(Data about app and page elements)
● ● ● ● ●
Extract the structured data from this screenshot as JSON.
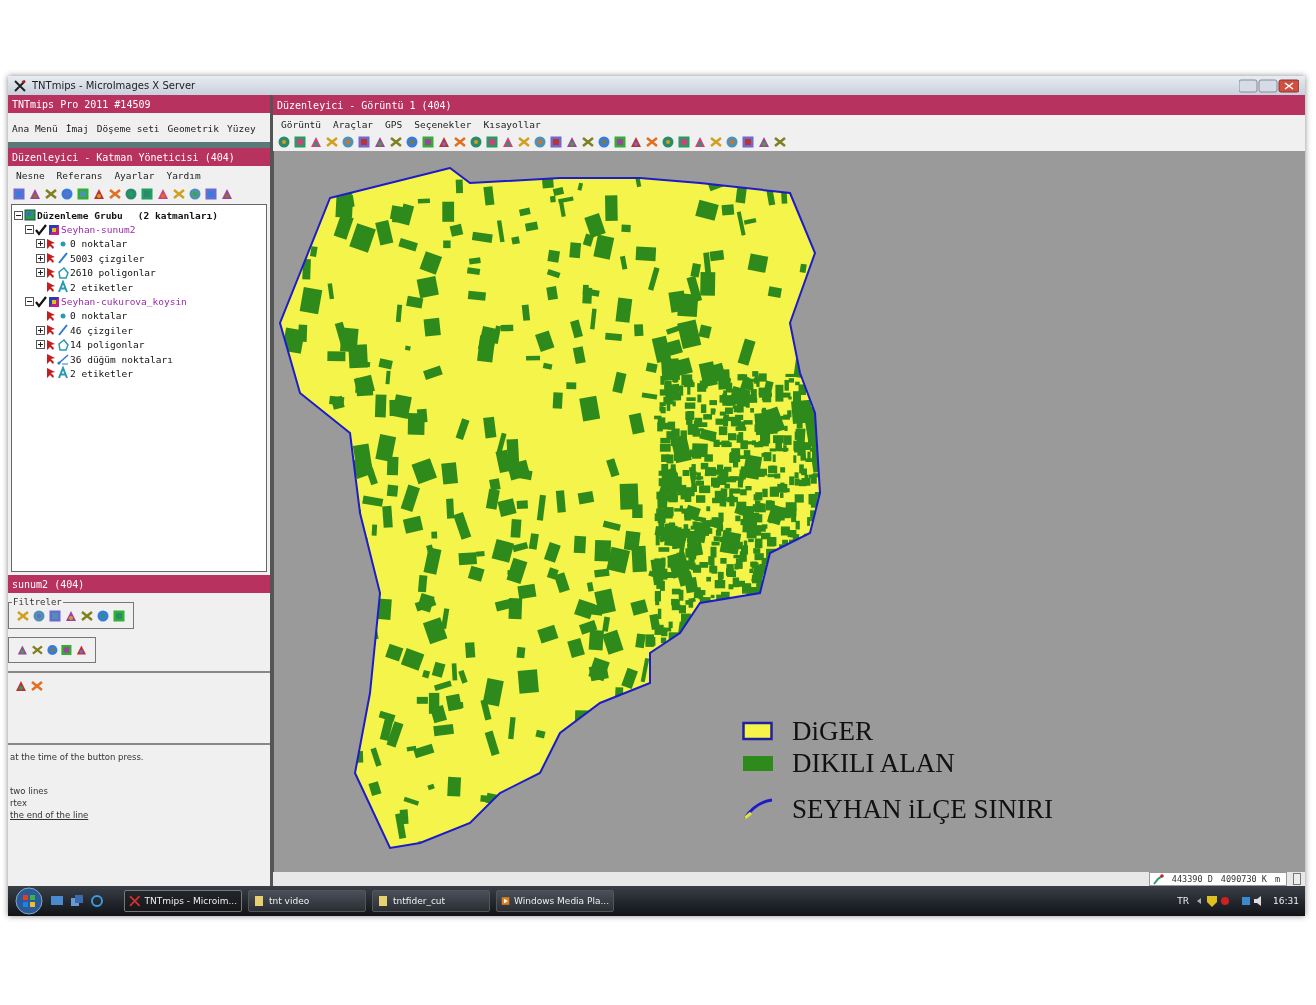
{
  "screen_title": "TNTmips - MicroImages X Server",
  "main_window": {
    "title": "TNTmips Pro 2011   #14509",
    "menu": [
      "Ana Menü",
      "İmaj",
      "Döşeme seti",
      "Geometrik",
      "Yüzey"
    ]
  },
  "layer_manager": {
    "title": "Düzenleyici - Katman Yöneticisi (404)",
    "menu": [
      "Nesne",
      "Referans",
      "Ayarlar",
      "Yardım"
    ],
    "tree": {
      "label": "Düzenleme Grubu",
      "count": "(2 katmanları)",
      "expanded": true,
      "children": [
        {
          "label": "Seyhan-sunum2",
          "expanded": true,
          "checked": true,
          "children": [
            {
              "kind": "point",
              "label": "0 noktalar",
              "expanded": false
            },
            {
              "kind": "line",
              "label": "5003 çizgiler",
              "expanded": false
            },
            {
              "kind": "polygon",
              "label": "2610 poligonlar",
              "expanded": false
            },
            {
              "kind": "label",
              "label": "2 etiketler"
            }
          ]
        },
        {
          "label": "Seyhan-cukurova_koysin",
          "expanded": true,
          "checked": true,
          "children": [
            {
              "kind": "point",
              "label": "0 noktalar"
            },
            {
              "kind": "line",
              "label": "46 çizgiler",
              "expanded": false
            },
            {
              "kind": "polygon",
              "label": "14 poligonlar",
              "expanded": false
            },
            {
              "kind": "node",
              "label": "36 düğüm noktaları"
            },
            {
              "kind": "label",
              "label": "2 etiketler"
            }
          ]
        }
      ]
    }
  },
  "editor_panel": {
    "title": "sunum2 (404)",
    "filter_label": "Filtreler",
    "help_lines": [
      "at the time of the button press.",
      "two lines",
      "rtex",
      "the end of the line"
    ]
  },
  "view": {
    "title": "Düzenleyici - Görüntü 1 (404)",
    "menu": [
      "Görüntü",
      "Araçlar",
      "GPS",
      "Seçenekler",
      "Kısayollar"
    ],
    "legend": [
      {
        "kind": "fill",
        "label": "DiGER",
        "color": "#f4f44a"
      },
      {
        "kind": "fill",
        "label": "DIKILI ALAN",
        "color": "#2f8a1c"
      },
      {
        "kind": "line",
        "label": "SEYHAN iLÇE SINIRI",
        "color": "#1c1cc8"
      }
    ],
    "status": {
      "easting": "443390 D",
      "northing": "4090730 K",
      "unit": "m"
    }
  },
  "taskbar": {
    "buttons": [
      {
        "label": "TNTmips - Microim...",
        "selected": true
      },
      {
        "label": "tnt video",
        "selected": false
      },
      {
        "label": "tntfider_cut",
        "selected": false
      },
      {
        "label": "Windows Media Pla...",
        "selected": false
      }
    ],
    "language": "TR",
    "clock": "16:31"
  }
}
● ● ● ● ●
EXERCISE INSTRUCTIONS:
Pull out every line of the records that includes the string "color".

RESULT OF THIS EXERCISE:
        "color": "#f4f44a"
        "color": "#2f8a1c"
        "color": "#1c1cc8"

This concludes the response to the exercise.